“At the time, we had about seven different stages, which were defined by the makeup, the hair, the receding hairline, the skin tone and color, the texture of the skin, and then the various small cuts on the body,” says Gower. “We had little silicone molds that you could press on the skin and clean. We had Paddy’s beard and shaved cheek stuff with the hairline, little cuts. With a silicone bald cap, we could push the hairline back and make cuts in there.”
By the time episodes 7 and 8 rolled around, many viewers — and most of the power-hungry royal family of King’s Landing — were surprised to find that the king was still alive. The shell of his former self Viserys is bone-thin, bald and addicted to poppy milk, a popular medical opiate in Westeros. To create this sickly look, Gower explained that they used a skin doublet.
“For one or two scenes, we had a body double that was very thin and had very clear bone structure,” he said. “We shot some scenes with the wounds on his back, the collarbone and the necrosis on his shoulder. Then we shot the same scene with Paddy, and the VFX was able to fit Paddy’s face onto the body of the stuntman.”
Having a body double means twice as much prep time for hair and make-up for both men. In Episode 8, when half of Viserys’ face was revealed to have fallen off, it took five hours to create the prosthetics and wig.
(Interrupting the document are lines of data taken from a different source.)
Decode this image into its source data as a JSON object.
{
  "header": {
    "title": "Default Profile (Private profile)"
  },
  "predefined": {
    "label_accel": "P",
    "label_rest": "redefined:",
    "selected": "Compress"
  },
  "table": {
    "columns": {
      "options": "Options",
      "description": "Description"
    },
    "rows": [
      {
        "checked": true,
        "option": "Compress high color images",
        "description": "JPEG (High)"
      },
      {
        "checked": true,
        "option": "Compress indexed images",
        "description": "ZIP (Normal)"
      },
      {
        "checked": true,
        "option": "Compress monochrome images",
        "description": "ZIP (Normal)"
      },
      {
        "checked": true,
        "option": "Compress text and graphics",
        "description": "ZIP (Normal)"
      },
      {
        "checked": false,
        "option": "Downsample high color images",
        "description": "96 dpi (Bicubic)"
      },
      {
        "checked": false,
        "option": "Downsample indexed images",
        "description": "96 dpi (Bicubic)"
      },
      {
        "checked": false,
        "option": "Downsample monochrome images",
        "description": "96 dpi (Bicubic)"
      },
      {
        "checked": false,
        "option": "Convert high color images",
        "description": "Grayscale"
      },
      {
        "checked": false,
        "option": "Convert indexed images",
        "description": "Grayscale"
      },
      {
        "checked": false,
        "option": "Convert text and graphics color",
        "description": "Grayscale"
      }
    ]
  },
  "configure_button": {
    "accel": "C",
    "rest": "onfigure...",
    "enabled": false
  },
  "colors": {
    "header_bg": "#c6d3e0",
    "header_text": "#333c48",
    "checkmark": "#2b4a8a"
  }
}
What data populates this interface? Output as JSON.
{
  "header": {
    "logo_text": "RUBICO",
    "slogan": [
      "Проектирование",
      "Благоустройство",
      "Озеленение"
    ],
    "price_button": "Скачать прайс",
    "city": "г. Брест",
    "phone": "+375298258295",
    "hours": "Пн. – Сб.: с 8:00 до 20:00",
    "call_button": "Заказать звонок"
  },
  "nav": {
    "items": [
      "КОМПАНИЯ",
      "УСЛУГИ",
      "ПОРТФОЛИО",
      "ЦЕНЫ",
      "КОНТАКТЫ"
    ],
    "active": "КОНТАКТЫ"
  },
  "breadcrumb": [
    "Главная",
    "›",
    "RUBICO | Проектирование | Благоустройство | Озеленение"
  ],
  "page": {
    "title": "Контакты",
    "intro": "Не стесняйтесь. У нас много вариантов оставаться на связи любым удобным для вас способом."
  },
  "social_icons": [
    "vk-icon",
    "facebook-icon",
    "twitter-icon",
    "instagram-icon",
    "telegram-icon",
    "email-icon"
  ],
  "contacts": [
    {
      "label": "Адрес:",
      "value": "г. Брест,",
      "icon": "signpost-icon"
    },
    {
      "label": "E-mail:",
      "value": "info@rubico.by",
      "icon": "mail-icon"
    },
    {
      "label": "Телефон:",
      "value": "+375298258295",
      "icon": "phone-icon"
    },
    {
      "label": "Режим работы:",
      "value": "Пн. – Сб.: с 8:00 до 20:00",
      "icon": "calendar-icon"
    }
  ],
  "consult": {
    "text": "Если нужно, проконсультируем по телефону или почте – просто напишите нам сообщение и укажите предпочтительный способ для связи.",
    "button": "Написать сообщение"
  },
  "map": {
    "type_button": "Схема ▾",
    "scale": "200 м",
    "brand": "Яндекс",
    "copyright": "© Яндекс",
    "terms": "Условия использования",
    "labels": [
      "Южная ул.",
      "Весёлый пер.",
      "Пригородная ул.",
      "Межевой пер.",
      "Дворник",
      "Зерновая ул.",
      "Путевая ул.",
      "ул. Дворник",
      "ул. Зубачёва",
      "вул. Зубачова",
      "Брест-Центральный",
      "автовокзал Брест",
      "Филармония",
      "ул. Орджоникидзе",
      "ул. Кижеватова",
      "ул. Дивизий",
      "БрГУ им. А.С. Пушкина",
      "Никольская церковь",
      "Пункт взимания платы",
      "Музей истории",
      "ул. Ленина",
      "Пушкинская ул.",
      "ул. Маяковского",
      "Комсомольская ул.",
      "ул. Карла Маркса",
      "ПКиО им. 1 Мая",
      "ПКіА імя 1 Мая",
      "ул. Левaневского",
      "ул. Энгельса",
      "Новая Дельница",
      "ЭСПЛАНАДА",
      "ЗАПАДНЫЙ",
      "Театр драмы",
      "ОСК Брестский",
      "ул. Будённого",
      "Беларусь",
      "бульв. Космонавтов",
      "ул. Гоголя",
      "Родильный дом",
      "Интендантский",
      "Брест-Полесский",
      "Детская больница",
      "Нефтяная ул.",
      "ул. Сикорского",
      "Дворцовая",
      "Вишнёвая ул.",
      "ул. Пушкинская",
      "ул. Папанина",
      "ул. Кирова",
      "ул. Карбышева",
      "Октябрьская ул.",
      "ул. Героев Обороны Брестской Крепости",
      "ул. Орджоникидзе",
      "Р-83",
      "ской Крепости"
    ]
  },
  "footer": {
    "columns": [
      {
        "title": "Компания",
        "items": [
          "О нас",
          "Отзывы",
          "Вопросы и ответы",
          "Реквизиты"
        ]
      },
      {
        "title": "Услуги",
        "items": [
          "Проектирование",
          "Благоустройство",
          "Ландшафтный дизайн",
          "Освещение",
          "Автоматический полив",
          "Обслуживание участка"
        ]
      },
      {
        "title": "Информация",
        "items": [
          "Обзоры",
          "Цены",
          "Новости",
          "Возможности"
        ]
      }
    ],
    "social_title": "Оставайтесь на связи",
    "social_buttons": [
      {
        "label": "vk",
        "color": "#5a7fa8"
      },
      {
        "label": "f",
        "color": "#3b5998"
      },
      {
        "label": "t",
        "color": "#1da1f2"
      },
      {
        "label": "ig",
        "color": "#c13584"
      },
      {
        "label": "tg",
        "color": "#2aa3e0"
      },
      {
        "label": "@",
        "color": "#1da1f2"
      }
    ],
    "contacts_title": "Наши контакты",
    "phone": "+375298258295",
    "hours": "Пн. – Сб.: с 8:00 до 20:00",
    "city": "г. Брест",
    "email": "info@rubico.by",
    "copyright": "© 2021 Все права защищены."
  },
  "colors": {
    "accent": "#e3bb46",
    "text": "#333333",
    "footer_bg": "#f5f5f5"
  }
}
“We didn’t have a lace wig because Viserys’ hair was getting too thin and receding,” says Gower. “We put all the hair in individually and punched it into the silicone prosthetics. Every day he has a newly punched silicone prosthetic. We do Paddy’s makeup on one end of the trailer, then we do his stunts on the other end of the film. And if he does a bald cap with punched hair in the back or 3/4 We can shoot from behind.
When we first see Viserys in Episode 8, a golden half-mask hides the damaged parts of his face. During a tense dinner, he removes his mask so his family can see him for what he really is – a villainous king with not much time left to live. A combination of functional and visual effects helped create open spaces in the eye sockets, cheeks and jaw.
“We knew we couldn’t achieve this final look in practice, because we’d have all these holes in Paddy’s head,” says Gower. “For those scenes, we had full synthetic makeup covering Paddy’s face. We had areas painted green for the visual effects section to remove in post. They also went into the construction of Paddy’s face, making it slimmer and bolder.
The shocking and half-lost face is Viserys’ last stage before dying in his sleep at the end of Episode 8. Gower said the “Dragon House” team wanted viewers to feel “sadness” and “regret” for the king. But don’t be intimidated by the type.
Gower’s next HBO project, however, is set to shock viewers. He’s making creepy, zombie-like clickers from “The Last of Us,” HBO’s upcoming adaptation of the post-apocalyptic video game series. In “The Last of Us”, an airborne fungus has destroyed society, and those infected begin to sprout from their bodies like mushrooms. The fungus takes over the victims’ nervous systems, gouging out their eyes, and forcing them to use echo to eat human flesh.
“It was a bit of a dream,” says Gower. “For a monster creator, that’s exactly what I got into the business for. We were really lucky. The scripts are fantastic. There are some very scary moments. There’s a lot in there for fans. I think it’s fair to say they’ll be very happy.
While he couldn’t say much about the upcoming sequel, Gower praised his “Chernobyl” co-showrunners Craig Mazin and Neil Druckman, who directed the first game.
“From what I saw on set and what we shot, it was very true and accurate to the game,” he said. “I hope the fans will be over the moon and it will spawn a lot of new fans who are introduced to the show rather than the video game.”